= Beginning of Section =

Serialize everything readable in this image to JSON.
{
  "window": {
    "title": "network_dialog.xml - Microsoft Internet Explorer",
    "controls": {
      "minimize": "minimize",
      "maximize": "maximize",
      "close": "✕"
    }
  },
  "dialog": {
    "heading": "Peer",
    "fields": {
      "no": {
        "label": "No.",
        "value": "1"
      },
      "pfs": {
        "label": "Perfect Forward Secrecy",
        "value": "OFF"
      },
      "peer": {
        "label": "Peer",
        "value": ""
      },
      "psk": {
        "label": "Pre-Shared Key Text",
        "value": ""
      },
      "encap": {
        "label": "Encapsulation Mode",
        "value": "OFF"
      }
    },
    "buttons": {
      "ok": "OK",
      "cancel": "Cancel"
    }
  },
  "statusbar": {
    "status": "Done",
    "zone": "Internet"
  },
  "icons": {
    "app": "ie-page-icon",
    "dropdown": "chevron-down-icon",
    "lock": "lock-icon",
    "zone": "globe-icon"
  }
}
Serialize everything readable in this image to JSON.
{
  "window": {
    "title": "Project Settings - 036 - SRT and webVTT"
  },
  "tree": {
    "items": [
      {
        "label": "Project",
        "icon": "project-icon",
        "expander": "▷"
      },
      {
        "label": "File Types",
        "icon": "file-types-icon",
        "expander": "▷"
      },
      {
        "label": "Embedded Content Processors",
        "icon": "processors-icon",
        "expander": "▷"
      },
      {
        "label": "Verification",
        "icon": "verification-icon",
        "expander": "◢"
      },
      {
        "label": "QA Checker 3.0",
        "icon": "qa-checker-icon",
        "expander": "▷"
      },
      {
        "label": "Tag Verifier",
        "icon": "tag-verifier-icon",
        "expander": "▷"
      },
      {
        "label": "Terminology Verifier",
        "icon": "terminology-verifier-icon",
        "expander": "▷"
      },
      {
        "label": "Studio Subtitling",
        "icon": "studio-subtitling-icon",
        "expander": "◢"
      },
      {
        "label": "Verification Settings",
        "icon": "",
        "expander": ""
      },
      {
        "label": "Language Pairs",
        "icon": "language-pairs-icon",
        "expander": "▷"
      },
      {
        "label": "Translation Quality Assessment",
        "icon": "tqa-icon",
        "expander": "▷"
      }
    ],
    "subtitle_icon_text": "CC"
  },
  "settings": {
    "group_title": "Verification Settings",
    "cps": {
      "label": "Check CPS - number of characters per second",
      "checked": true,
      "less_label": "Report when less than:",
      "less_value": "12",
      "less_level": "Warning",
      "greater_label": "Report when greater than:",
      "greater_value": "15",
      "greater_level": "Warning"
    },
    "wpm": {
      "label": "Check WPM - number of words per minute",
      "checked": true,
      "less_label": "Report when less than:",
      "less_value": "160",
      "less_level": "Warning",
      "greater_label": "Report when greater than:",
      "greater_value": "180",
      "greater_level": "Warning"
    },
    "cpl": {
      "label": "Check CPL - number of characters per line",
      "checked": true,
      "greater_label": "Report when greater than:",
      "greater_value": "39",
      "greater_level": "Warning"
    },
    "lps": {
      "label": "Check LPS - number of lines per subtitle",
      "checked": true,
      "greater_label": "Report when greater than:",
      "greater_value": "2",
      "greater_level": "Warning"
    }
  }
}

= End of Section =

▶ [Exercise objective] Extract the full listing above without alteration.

▶ [Solution below]
Serialize everything readable in this image to JSON.
{
  "window": {
    "title": "network_dialog.xml - Microsoft Internet Explorer",
    "controls": {
      "minimize": "minimize",
      "maximize": "maximize",
      "close": "✕"
    }
  },
  "dialog": {
    "heading": "Peer",
    "fields": {
      "no": {
        "label": "No.",
        "value": "1"
      },
      "pfs": {
        "label": "Perfect Forward Secrecy",
        "value": "OFF"
      },
      "peer": {
        "label": "Peer",
        "value": ""
      },
      "psk": {
        "label": "Pre-Shared Key Text",
        "value": ""
      },
      "encap": {
        "label": "Encapsulation Mode",
        "value": "OFF"
      }
    },
    "buttons": {
      "ok": "OK",
      "cancel": "Cancel"
    }
  },
  "statusbar": {
    "status": "Done",
    "zone": "Internet"
  },
  "icons": {
    "app": "ie-page-icon",
    "dropdown": "chevron-down-icon",
    "lock": "lock-icon",
    "zone": "globe-icon"
  }
}
Serialize everything readable in this image to JSON.
{
  "window": {
    "title": "Project Settings - 036 - SRT and webVTT"
  },
  "tree": {
    "items": [
      {
        "label": "Project",
        "icon": "project-icon",
        "expander": "▷"
      },
      {
        "label": "File Types",
        "icon": "file-types-icon",
        "expander": "▷"
      },
      {
        "label": "Embedded Content Processors",
        "icon": "processors-icon",
        "expander": "▷"
      },
      {
        "label": "Verification",
        "icon": "verification-icon",
        "expander": "◢"
      },
      {
        "label": "QA Checker 3.0",
        "icon": "qa-checker-icon",
        "expander": "▷"
      },
      {
        "label": "Tag Verifier",
        "icon": "tag-verifier-icon",
        "expander": "▷"
      },
      {
        "label": "Terminology Verifier",
        "icon": "terminology-verifier-icon",
        "expander": "▷"
      },
      {
        "label": "Studio Subtitling",
        "icon": "studio-subtitling-icon",
        "expander": "◢"
      },
      {
        "label": "Verification Settings",
        "icon": "",
        "expander": ""
      },
      {
        "label": "Language Pairs",
        "icon": "language-pairs-icon",
        "expander": "▷"
      },
      {
        "label": "Translation Quality Assessment",
        "icon": "tqa-icon",
        "expander": "▷"
      }
    ],
    "subtitle_icon_text": "CC"
  },
  "settings": {
    "group_title": "Verification Settings",
    "cps": {
      "label": "Check CPS - number of characters per second",
      "checked": true,
      "less_label": "Report when less than:",
      "less_value": "12",
      "less_level": "Warning",
      "greater_label": "Report when greater than:",
      "greater_value": "15",
      "greater_level": "Warning"
    },
    "wpm": {
      "label": "Check WPM - number of words per minute",
      "checked": true,
      "less_label": "Report when less than:",
      "less_value": "160",
      "less_level": "Warning",
      "greater_label": "Report when greater than:",
      "greater_value": "180",
      "greater_level": "Warning"
    },
    "cpl": {
      "label": "Check CPL - number of characters per line",
      "checked": true,
      "greater_label": "Report when greater than:",
      "greater_value": "39",
      "greater_level": "Warning"
    },
    "lps": {
      "label": "Check LPS - number of lines per subtitle",
      "checked": true,
      "greater_label": "Report when greater than:",
      "greater_value": "2",
      "greater_level": "Warning"
    }
  }
}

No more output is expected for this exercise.